* [What you should do]: Among the entries below, how many lines contain "Npcap"? Answer with the number only.

* [The records]:
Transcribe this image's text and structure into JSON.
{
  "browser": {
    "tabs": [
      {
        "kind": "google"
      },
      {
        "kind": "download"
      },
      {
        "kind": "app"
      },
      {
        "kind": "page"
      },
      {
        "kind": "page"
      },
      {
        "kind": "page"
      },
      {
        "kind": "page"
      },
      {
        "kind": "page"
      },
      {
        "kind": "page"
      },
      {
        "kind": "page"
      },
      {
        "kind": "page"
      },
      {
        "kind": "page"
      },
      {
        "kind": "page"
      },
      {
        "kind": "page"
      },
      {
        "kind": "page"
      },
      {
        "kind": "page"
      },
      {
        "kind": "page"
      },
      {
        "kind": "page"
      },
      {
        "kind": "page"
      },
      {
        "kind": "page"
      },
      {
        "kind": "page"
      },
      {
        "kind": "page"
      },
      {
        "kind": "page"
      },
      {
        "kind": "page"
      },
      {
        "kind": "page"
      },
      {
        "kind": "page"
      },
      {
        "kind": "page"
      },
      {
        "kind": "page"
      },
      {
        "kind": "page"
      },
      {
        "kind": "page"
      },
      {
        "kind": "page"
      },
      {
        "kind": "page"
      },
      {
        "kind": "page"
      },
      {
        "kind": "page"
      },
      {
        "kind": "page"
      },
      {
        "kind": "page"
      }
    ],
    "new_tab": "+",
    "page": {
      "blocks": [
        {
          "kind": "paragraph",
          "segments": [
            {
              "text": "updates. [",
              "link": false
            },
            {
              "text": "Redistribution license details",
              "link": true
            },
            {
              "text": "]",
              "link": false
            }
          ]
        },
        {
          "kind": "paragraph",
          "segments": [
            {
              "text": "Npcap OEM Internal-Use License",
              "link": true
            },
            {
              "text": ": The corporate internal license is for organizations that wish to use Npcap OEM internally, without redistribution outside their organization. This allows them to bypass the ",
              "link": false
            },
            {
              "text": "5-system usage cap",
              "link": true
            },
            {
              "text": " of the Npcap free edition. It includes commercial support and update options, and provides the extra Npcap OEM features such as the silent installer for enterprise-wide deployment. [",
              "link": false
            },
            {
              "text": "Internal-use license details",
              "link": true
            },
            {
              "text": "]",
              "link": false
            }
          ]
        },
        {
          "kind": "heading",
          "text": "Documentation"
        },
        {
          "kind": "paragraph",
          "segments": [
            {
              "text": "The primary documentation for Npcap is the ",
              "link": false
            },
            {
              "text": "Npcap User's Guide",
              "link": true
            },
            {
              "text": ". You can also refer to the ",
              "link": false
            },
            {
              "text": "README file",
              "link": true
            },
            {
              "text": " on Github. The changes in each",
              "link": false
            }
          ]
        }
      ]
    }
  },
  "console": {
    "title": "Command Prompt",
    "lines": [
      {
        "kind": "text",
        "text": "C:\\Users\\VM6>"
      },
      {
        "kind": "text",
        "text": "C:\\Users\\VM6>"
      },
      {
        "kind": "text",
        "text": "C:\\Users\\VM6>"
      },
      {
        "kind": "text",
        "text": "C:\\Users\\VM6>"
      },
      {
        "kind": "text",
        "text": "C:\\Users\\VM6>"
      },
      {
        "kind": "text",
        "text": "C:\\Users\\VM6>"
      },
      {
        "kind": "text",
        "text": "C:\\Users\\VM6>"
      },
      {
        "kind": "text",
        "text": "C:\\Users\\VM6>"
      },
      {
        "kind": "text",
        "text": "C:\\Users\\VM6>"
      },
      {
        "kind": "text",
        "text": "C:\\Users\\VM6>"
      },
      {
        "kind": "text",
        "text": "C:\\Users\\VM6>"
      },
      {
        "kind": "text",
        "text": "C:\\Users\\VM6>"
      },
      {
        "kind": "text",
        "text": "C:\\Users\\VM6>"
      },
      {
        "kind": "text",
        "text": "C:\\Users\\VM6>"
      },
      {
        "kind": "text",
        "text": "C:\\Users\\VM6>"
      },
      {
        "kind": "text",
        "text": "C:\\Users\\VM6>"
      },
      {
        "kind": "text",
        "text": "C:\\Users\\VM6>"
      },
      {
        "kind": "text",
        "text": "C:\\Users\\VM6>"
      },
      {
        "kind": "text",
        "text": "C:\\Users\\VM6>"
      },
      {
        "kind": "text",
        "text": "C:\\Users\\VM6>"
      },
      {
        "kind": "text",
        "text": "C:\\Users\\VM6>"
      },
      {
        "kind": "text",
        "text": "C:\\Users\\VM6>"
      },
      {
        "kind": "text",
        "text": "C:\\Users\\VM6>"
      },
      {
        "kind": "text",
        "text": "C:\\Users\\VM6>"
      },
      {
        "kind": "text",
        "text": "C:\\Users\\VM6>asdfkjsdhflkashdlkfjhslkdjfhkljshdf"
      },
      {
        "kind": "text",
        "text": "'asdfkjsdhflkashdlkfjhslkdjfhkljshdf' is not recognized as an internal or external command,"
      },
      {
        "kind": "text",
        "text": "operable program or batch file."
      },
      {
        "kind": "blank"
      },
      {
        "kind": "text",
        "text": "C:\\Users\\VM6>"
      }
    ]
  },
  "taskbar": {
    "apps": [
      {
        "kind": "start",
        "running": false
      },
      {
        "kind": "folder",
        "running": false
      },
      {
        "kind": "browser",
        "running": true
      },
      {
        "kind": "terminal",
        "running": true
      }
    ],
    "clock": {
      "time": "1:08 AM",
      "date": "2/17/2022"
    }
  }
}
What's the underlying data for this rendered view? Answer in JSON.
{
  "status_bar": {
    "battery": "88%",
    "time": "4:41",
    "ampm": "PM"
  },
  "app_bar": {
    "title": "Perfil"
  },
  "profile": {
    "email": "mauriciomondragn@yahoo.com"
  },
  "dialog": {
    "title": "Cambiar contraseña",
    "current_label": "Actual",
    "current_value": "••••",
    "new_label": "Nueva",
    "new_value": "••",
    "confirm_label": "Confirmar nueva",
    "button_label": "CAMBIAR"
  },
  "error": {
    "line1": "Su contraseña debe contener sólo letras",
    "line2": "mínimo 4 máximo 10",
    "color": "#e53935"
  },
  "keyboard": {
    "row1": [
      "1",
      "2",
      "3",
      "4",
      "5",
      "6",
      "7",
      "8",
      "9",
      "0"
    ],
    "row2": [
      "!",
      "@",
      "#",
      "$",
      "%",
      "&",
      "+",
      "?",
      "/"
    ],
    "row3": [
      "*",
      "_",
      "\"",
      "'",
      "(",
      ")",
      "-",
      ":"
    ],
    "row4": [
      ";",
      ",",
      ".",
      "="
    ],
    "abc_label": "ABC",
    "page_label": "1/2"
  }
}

* [Exercise output]: 5